Novel approaches for inactivation of viruses for the development | 116
Journal of Antivirals & Antiretrovirals

Journal of Antivirals & Antiretrovirals
Open Access

ISSN: 1948-5964

Novel approaches for inactivation of viruses for the development of second generation vaccine

2nd World Congress on Virology

August 20-22, 2012 Embassy Suites Las Vegas, USA

Paridhi Gupta, Anuj Sharma, Shelley P Honnold, Manoshi Gayen, Elena K Gaidamakova, Yossef Raviv, Mathias Viard, Kevin B. Spurgers, Robert Blumethal, Michael Parker, Pamela J Glass, Michael J Daly and Radha K Maheshwari

Scientific Tracks Abstracts: J Antivir Antiretrovir

Abstract :

Alphaviruses are highly infectious enveloped viruses that have been identified as emerging infectious pathogens that have credible bioweapon and bioterror capacity.

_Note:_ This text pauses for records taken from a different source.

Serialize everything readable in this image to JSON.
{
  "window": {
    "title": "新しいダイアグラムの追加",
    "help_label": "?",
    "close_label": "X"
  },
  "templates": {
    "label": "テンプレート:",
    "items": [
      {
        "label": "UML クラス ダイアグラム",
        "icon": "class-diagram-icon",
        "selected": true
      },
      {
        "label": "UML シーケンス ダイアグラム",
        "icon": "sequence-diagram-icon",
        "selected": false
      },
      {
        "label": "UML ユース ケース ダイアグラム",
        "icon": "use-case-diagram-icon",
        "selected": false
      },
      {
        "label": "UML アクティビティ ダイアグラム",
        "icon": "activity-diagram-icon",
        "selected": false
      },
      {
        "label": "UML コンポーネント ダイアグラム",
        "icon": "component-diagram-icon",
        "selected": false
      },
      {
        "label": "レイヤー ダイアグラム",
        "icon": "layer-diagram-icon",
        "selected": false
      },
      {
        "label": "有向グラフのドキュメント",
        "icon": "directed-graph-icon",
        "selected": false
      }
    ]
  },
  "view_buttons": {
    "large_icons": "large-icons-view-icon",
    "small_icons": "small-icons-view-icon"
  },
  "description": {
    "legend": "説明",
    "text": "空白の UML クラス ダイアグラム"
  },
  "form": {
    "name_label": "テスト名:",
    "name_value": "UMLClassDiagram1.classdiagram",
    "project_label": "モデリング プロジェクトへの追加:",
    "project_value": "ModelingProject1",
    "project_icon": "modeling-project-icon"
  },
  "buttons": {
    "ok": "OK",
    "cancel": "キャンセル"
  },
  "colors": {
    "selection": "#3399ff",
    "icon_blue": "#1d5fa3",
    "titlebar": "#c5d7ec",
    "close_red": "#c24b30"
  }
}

Currently, there is no FDA approved vaccine for any of the alphaviruses. Therefore, development of safe and efficacious vaccine against alphaviruses is urgently required. Traditional methods of virus inactivation for vaccine preparation have inherent drawbacks like poor immunogenicity due to loss or damage of surface epitopes and in some cases incomplete inactivation. Here we describe novel approaches of virus inactivation which result in better immunogenicity and complete inactivation of viruses. A photoactive aryl azide, 1, 5 iodonapthyl azide (INA), was used to inactivate Venezuelan equine encephalitis virus (VEEV) and chikungunya virus (CHIKV). INA has been shown to partition into the hydrophobic domain of the bio-membrane and upon short irradiation with UV light covalently binds to the transmembrane domain of the membrane proteins without affecting their ectodomains. In another approach, we used a radio-protective Mn2+-peptide-phosphate complex, which was originally identified in highly radio-resistant bacteria, Deinococcus radiodurans. VEEV was inactivated by exposing it to supralethal doses of gamma irradiation (up to 50,000 kGy) in the presence of Mn2+-peptide-phosphate complexes. Both the inactivation strategies resulted in completely inactivated and highly immunogenic virus particles. INA treatment resulted in inactivation of the infectious viral genome whereas gamma irradiation resulted in denaturation of the viral genome. INA-inactivated VEEV also protected mice from aerosol challenge with the virulent virus. Our findings show that INA acts by two different mechanism of virus inactivation, one by targeting the viral envelope proteins and second by targeting the infectious RNA genome. These findings present novel approaches towards developing highly immunogenic, safe and completely inactivated second generation viral vaccine(s). This work was supported by funding from the Defense Threat Reduction Agency. Opinions presented here are of the authors and should not be construed as that of USUHS, BITS, DTRA, USAMRIID, NCI or SAIC.